→ YOUR GOAL: Copy each line below containing "vous".

→ DATA SUPPLIED:

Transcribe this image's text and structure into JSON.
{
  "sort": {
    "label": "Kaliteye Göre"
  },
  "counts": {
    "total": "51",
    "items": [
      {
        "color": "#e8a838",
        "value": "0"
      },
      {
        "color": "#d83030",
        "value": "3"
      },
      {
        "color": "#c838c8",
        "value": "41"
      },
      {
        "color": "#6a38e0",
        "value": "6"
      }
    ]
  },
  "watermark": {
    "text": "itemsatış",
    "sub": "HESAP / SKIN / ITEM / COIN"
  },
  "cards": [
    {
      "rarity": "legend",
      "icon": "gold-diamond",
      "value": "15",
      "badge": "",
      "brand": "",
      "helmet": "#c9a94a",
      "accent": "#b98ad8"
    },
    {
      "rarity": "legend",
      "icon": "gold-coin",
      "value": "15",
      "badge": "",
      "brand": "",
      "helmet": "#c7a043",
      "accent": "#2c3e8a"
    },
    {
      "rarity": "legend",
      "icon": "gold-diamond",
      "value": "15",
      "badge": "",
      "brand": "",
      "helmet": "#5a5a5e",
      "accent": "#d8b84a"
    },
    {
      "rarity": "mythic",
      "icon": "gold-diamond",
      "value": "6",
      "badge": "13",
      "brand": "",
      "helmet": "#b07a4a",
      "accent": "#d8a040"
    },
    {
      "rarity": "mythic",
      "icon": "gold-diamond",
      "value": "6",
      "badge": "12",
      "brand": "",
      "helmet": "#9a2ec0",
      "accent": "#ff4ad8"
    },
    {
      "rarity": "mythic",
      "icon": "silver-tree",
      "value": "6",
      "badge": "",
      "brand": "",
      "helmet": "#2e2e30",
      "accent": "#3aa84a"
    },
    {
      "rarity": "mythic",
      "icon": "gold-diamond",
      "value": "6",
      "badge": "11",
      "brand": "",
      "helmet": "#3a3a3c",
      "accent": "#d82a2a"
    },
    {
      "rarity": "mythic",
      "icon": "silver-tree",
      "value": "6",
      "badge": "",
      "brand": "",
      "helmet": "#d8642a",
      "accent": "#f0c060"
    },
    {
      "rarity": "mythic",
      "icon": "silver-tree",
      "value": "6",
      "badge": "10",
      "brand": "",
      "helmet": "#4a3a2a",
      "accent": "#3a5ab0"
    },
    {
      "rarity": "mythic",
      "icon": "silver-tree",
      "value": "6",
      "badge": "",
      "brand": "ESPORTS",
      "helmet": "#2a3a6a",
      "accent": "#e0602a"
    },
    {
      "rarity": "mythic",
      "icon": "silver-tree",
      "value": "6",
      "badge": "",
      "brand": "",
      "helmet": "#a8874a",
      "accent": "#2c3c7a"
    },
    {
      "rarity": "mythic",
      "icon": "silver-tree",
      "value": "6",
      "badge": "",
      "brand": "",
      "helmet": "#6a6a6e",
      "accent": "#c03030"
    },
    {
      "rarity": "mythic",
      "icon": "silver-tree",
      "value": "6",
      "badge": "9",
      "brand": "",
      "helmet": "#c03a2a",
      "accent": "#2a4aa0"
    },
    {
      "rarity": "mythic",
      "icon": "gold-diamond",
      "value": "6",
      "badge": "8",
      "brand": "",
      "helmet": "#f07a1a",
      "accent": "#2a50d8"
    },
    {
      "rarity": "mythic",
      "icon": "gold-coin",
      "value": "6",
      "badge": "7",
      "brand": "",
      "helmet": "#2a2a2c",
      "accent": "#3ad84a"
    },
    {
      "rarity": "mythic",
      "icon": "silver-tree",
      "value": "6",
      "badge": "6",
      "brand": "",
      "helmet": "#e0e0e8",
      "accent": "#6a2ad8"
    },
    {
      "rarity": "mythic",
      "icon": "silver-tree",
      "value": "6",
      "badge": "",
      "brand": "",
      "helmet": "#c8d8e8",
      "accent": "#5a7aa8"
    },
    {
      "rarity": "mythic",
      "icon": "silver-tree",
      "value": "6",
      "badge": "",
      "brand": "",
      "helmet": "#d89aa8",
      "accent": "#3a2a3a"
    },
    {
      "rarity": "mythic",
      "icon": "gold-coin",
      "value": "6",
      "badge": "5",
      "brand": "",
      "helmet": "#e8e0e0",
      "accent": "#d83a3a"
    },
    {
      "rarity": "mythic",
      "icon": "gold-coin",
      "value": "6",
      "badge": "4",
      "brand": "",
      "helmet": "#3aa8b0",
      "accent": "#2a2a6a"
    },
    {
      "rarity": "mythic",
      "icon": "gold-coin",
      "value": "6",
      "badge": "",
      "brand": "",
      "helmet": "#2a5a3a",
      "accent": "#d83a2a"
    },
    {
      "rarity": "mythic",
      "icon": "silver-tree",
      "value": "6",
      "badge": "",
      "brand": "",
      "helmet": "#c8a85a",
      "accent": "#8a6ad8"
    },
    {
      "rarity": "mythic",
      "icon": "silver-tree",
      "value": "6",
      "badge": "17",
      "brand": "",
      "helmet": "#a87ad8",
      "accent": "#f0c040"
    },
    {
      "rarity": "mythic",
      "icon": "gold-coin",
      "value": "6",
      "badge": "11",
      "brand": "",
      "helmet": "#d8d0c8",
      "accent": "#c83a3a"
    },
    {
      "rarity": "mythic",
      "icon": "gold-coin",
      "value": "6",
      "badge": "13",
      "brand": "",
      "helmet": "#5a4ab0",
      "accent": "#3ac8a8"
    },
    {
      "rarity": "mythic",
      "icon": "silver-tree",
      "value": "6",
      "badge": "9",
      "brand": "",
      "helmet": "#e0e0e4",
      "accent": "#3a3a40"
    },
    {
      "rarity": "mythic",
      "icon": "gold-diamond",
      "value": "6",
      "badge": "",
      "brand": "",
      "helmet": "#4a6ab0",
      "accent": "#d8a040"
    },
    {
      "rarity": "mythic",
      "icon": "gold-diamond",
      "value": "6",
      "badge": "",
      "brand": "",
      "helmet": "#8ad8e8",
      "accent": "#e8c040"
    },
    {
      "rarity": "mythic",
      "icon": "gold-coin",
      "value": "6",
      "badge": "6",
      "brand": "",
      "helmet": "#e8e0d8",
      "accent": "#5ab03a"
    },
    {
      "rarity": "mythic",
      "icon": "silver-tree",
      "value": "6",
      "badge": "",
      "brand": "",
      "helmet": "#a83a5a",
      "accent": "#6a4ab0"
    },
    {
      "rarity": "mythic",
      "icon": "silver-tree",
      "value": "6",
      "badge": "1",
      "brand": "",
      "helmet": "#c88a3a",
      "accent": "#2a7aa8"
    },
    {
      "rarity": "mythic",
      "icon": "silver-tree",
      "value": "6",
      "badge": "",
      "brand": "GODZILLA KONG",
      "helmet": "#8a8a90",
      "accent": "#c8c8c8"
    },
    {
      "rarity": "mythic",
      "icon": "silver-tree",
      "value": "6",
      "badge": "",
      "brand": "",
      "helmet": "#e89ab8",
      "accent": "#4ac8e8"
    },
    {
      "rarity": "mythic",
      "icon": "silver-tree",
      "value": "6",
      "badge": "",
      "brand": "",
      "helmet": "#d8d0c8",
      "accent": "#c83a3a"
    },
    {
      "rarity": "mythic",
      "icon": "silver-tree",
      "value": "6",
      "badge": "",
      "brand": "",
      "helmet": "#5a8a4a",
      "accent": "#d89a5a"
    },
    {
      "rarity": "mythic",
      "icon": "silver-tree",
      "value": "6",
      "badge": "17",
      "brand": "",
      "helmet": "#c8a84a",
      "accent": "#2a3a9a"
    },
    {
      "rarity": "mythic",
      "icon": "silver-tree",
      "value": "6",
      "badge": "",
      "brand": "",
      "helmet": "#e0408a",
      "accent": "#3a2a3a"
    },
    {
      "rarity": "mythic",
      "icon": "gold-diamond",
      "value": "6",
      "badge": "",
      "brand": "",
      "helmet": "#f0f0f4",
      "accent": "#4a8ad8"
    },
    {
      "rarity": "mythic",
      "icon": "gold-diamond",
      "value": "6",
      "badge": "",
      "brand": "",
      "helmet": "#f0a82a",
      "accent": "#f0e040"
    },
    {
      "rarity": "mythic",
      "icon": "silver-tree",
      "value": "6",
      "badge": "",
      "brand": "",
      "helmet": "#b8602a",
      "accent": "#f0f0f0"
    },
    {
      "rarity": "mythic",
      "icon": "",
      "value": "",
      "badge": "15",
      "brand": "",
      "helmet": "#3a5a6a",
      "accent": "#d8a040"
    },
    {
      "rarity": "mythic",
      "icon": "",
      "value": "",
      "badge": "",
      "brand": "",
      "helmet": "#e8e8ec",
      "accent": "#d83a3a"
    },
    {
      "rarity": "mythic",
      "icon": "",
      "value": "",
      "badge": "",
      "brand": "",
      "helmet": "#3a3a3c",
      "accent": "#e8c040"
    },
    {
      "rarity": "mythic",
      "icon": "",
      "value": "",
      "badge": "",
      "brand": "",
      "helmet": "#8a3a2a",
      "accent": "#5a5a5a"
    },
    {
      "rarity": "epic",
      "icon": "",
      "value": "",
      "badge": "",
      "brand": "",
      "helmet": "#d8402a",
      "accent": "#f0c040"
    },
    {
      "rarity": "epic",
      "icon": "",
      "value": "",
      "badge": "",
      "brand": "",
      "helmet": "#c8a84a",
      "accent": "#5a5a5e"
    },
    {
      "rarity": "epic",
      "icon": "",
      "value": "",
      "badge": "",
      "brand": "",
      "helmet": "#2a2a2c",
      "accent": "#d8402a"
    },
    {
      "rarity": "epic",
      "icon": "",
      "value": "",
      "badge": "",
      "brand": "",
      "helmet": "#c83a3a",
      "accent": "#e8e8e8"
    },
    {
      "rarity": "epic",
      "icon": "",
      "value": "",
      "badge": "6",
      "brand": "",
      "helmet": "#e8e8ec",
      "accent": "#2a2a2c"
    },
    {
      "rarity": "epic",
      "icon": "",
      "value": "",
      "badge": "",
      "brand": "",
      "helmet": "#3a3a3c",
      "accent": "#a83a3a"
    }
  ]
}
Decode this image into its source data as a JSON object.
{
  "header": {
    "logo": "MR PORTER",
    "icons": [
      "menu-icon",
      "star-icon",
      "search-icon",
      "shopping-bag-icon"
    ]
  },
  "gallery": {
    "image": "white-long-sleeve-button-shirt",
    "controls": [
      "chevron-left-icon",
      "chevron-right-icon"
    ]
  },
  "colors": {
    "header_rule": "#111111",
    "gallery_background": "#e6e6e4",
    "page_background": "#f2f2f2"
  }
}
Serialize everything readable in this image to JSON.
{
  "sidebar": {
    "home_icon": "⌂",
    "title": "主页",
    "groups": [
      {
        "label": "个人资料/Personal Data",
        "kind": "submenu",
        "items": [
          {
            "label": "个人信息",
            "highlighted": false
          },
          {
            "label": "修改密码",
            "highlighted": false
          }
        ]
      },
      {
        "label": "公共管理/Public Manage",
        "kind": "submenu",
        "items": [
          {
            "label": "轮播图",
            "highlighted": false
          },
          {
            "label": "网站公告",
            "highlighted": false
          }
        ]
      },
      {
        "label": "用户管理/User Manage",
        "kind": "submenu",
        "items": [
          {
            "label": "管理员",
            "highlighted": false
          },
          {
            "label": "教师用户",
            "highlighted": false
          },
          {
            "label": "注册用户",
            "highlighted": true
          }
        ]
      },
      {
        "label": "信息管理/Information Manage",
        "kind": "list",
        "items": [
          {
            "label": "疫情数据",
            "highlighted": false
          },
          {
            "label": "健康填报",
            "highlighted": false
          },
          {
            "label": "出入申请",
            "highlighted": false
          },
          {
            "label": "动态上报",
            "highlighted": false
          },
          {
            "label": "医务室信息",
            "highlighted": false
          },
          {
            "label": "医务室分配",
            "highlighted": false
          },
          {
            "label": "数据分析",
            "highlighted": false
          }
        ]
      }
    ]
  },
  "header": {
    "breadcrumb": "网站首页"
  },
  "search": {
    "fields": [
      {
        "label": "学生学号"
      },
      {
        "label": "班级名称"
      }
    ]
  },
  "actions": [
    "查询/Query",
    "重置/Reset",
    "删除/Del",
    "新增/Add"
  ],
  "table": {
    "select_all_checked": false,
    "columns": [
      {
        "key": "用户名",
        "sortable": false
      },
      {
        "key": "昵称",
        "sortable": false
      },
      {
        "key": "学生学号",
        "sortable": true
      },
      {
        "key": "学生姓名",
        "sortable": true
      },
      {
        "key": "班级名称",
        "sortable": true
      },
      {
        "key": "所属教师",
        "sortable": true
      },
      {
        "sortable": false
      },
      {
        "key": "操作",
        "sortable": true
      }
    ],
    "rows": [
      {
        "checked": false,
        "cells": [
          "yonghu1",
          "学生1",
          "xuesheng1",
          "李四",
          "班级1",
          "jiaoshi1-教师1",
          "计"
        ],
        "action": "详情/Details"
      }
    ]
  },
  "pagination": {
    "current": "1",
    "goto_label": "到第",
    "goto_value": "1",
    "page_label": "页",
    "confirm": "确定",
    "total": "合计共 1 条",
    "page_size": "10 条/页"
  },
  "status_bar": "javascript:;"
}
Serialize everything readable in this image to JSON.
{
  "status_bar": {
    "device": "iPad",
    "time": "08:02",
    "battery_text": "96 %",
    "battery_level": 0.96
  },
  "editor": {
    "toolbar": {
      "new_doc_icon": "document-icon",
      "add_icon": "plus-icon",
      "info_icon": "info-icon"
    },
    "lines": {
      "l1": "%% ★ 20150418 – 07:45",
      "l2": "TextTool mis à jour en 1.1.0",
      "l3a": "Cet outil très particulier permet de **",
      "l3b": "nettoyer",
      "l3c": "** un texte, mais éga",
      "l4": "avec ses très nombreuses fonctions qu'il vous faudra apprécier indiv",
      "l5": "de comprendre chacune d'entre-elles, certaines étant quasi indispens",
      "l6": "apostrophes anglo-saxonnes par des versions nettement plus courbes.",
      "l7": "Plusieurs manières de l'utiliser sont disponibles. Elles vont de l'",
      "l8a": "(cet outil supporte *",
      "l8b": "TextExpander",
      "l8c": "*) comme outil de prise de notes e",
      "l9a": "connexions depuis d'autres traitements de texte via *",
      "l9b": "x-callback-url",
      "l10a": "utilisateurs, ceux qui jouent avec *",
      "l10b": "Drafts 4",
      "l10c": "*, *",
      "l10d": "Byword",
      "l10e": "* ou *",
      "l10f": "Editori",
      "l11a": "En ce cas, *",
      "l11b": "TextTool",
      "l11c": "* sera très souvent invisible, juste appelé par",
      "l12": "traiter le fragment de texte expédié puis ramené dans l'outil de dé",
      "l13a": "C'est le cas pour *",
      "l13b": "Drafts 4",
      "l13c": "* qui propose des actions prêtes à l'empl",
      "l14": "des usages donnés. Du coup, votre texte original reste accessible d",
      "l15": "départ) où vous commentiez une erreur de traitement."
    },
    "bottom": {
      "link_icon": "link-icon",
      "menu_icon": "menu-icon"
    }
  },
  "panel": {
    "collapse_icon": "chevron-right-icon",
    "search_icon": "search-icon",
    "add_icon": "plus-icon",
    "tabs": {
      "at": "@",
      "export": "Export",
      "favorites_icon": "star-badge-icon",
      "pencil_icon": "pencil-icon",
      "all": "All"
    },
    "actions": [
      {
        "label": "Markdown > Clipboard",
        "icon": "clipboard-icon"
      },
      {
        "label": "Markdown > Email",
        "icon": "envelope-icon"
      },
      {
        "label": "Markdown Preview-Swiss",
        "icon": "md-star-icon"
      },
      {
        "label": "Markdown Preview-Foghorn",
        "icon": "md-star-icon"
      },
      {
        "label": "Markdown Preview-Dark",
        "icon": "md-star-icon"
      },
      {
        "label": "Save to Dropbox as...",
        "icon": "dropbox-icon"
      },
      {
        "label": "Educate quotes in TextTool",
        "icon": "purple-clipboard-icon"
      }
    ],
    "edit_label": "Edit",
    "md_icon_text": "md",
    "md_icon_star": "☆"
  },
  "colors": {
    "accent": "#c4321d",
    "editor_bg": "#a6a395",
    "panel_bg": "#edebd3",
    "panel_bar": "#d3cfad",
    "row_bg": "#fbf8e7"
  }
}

→ EXERCISE OUTPUT:
      "l4": "avec ses très nombreuses fonctions qu'il vous faudra apprécier indiv",
      "l15": "départ) où vous commentiez une erreur de traitement."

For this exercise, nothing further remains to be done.